HC Deb 03 February 1846 vol 83 cc450-2

said, that as he then saw the right hon. Baronet the Secretary of State for the Home Department in his place, he wished to put to him a question, to which the right hon. Baronet at the head of Her Majesty's Government had been unable to give a complete and satisfactory answer. It appeared that the measure adopted in the southern part of Wales with respect to turnpike trusts had completely succeeded; and he wished to know whether it was the intention of Her Majesty's Government to bring forward during the present Session any general measure for the amendment and consolidation of the turnpike trusts of England and Wales; or whether they thought it advisable to have a further Parliamentary investigation of the subject, and to move the appointment of a Committee, who would inquire into the operation of the present laws, and the expediency or inexpediency of altering them in consequence of the recent extension of railway communication?

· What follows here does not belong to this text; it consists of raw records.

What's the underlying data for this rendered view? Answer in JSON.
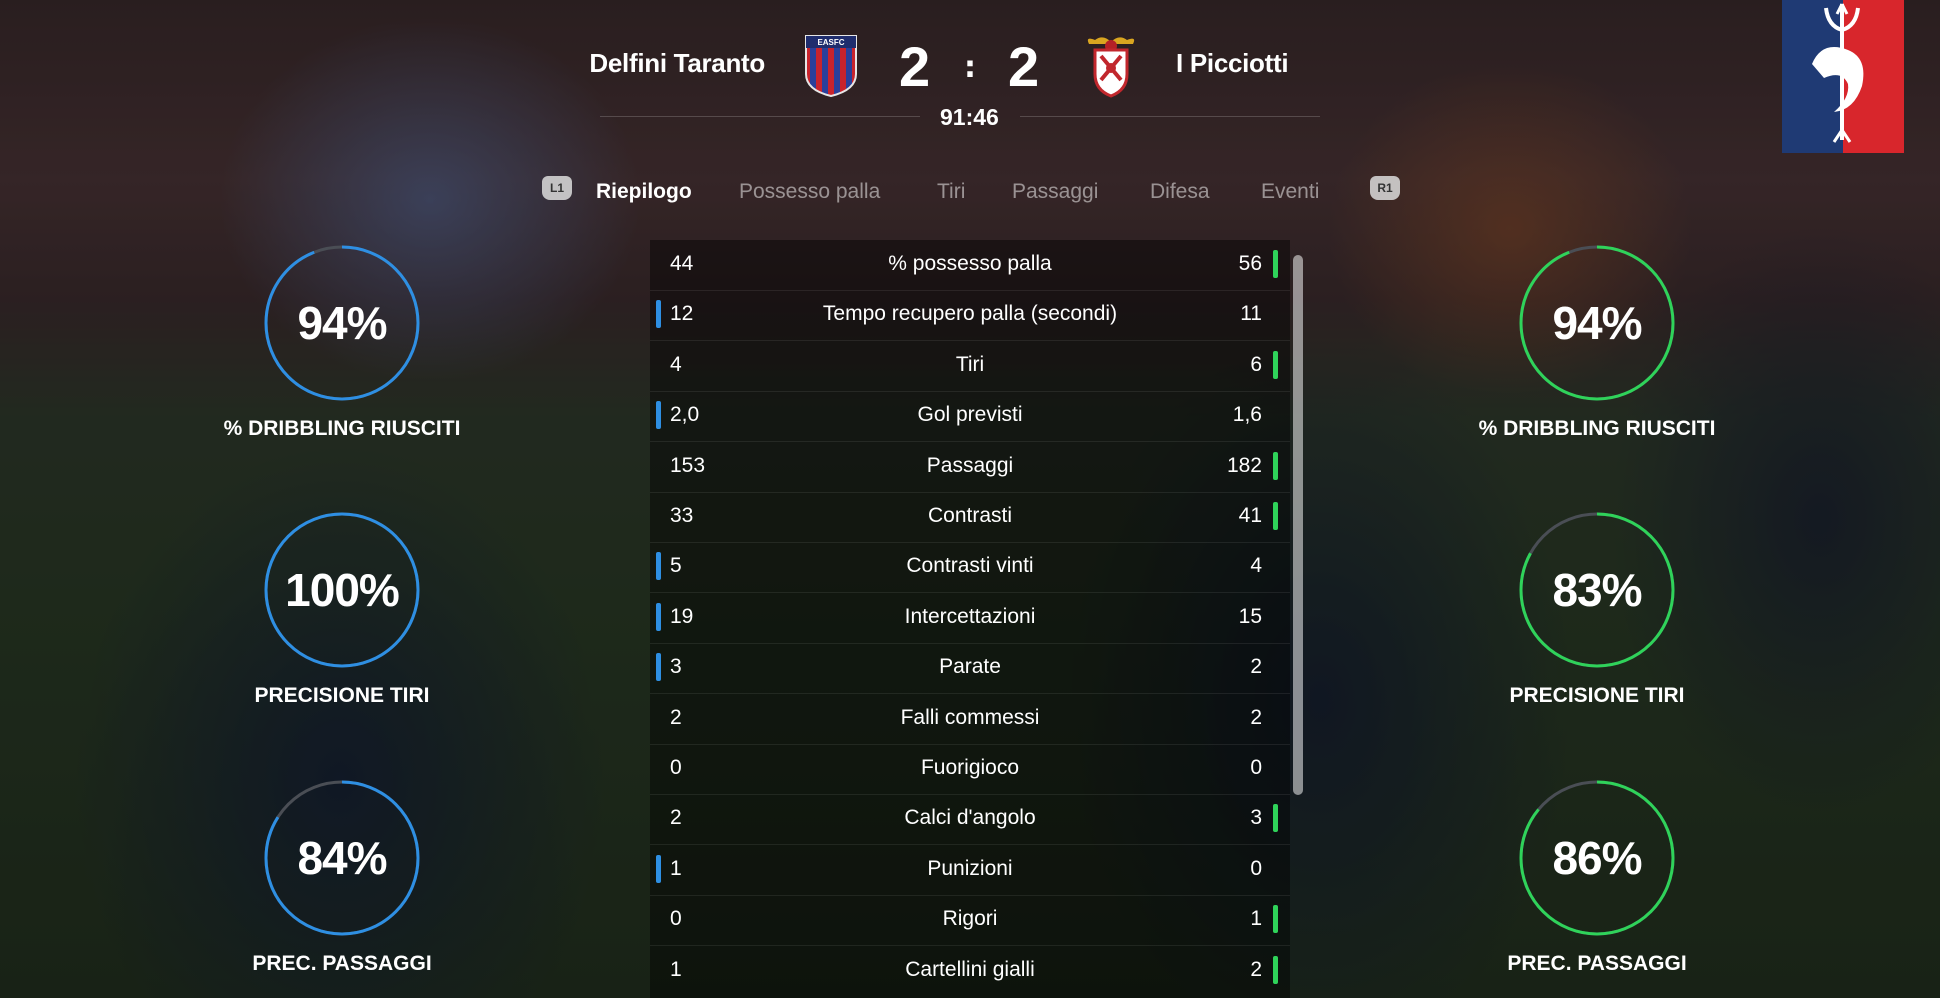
{
  "match": {
    "home_team": "Delfini Taranto",
    "away_team": "I Picciotti",
    "home_score": "2",
    "separator": ":",
    "away_score": "2",
    "clock": "91:46",
    "home_crest_text": "EASFC"
  },
  "tabs": {
    "left_hint": "L1",
    "right_hint": "R1",
    "items": [
      "Riepilogo",
      "Possesso palla",
      "Tiri",
      "Passaggi",
      "Difesa",
      "Eventi"
    ],
    "active": "Riepilogo"
  },
  "stats": [
    {
      "home": "44",
      "label": "% possesso palla",
      "away": "56",
      "leader": "away"
    },
    {
      "home": "12",
      "label": "Tempo recupero palla (secondi)",
      "away": "11",
      "leader": "home"
    },
    {
      "home": "4",
      "label": "Tiri",
      "away": "6",
      "leader": "away"
    },
    {
      "home": "2,0",
      "label": "Gol previsti",
      "away": "1,6",
      "leader": "home"
    },
    {
      "home": "153",
      "label": "Passaggi",
      "away": "182",
      "leader": "away"
    },
    {
      "home": "33",
      "label": "Contrasti",
      "away": "41",
      "leader": "away"
    },
    {
      "home": "5",
      "label": "Contrasti vinti",
      "away": "4",
      "leader": "home"
    },
    {
      "home": "19",
      "label": "Intercettazioni",
      "away": "15",
      "leader": "home"
    },
    {
      "home": "3",
      "label": "Parate",
      "away": "2",
      "leader": "home"
    },
    {
      "home": "2",
      "label": "Falli commessi",
      "away": "2",
      "leader": "none"
    },
    {
      "home": "0",
      "label": "Fuorigioco",
      "away": "0",
      "leader": "none"
    },
    {
      "home": "2",
      "label": "Calci d'angolo",
      "away": "3",
      "leader": "away"
    },
    {
      "home": "1",
      "label": "Punizioni",
      "away": "0",
      "leader": "home"
    },
    {
      "home": "0",
      "label": "Rigori",
      "away": "1",
      "leader": "away"
    },
    {
      "home": "1",
      "label": "Cartellini gialli",
      "away": "2",
      "leader": "away"
    }
  ],
  "home_rings": [
    {
      "value": "94%",
      "fraction": 0.94,
      "label": "% DRIBBLING RIUSCITI"
    },
    {
      "value": "100%",
      "fraction": 1.0,
      "label": "PRECISIONE TIRI"
    },
    {
      "value": "84%",
      "fraction": 0.84,
      "label": "PREC. PASSAGGI"
    }
  ],
  "away_rings": [
    {
      "value": "94%",
      "fraction": 0.94,
      "label": "% DRIBBLING RIUSCITI"
    },
    {
      "value": "83%",
      "fraction": 0.83,
      "label": "PRECISIONE TIRI"
    },
    {
      "value": "86%",
      "fraction": 0.86,
      "label": "PREC. PASSAGGI"
    }
  ],
  "colors": {
    "home_accent": "#2e8fe3",
    "away_accent": "#2fd35a",
    "ring_track": "#4a4e55",
    "crest_blue": "#1f3a74",
    "crest_red": "#d8262c"
  },
  "icons": {
    "home_crest": "shield-crest-icon",
    "away_crest": "eagle-crest-icon",
    "club_logo": "trident-dolphin-logo"
  }
}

wished to apologize to the hon. Baronet for not having been in his place at an earlier hour. He understood that during his absence his right hon. Friend at the head of the Government had assured the hon. Baronet of the success of the measure respecting turnpike trusts in South Wales. No doubt he (Sir J. Graham) had reason to hope and believe that that experiment, so far as it had yet gone, had been successful. But in answering the question put by the hon. Baronet, he felt it right to remind the House how different was the question affecting the turnpike trusts of so limited a sphere as South Wales, from the great question of the turnpike trusts of all England and Wales. In the first place, the debt constituted the great difficulty of the question. The debt in South Wales amounted to only 280,000l.; and under the peculiar circumstances of the case the Legislature had thought it expedient to give the aid of the public credit for the liquidation of that limited sum. A composition had been effected in that case by the equitable decisions of a Commission, by which the whole debt in the hands of private creditors had been extinguished for a sum of about 200,000l. Now, let them contrast that case with the condition of the turnpike trusts throughout England generally. The gross amount of the debt for turnpike trusts throughout England was a sum of no less than 9,000,000l. He certainly was not prepared to say that an extension to the whole of England of the experiment which had taken place in South Wales might not possibly be effected; and he believed that upon the whole a satisfactory adjustment might take place, if the public were willing to advance the necessary amount of money. But he was not prepared, on the part of the Government, to announce any proposition in the present Session upon that subject. His right hon. Friend at the head of the Government, in submitting the other evening an extensive scheme for the consideration of Parliament, had stated, on the part of the Government, that it was their intention to bring forward during the present Session an amendment of the Highway Act, and also to propose the advance of a very considerable amount for the improvement of land by thorough draining. Under these circumstances, he could not reconcile it with his sense of duty to call at present upon Parliament to advance, for the purpose of altering our system of turnpike trusts, a sum so considerable as that which he had mentioned. He did not think that any advantage would be derived from the appointment of a Select Committee to inquire into the state of our turnpike trusts. The House had already most ample information upon that subject, in the most authentic form, in the very able reports of various commissions. The facts of the case were notorious. It was, however, most difficult to deal with them, and the principal difficulty was the one he had mentioned—namely, the enormous amount of the outstanding debt.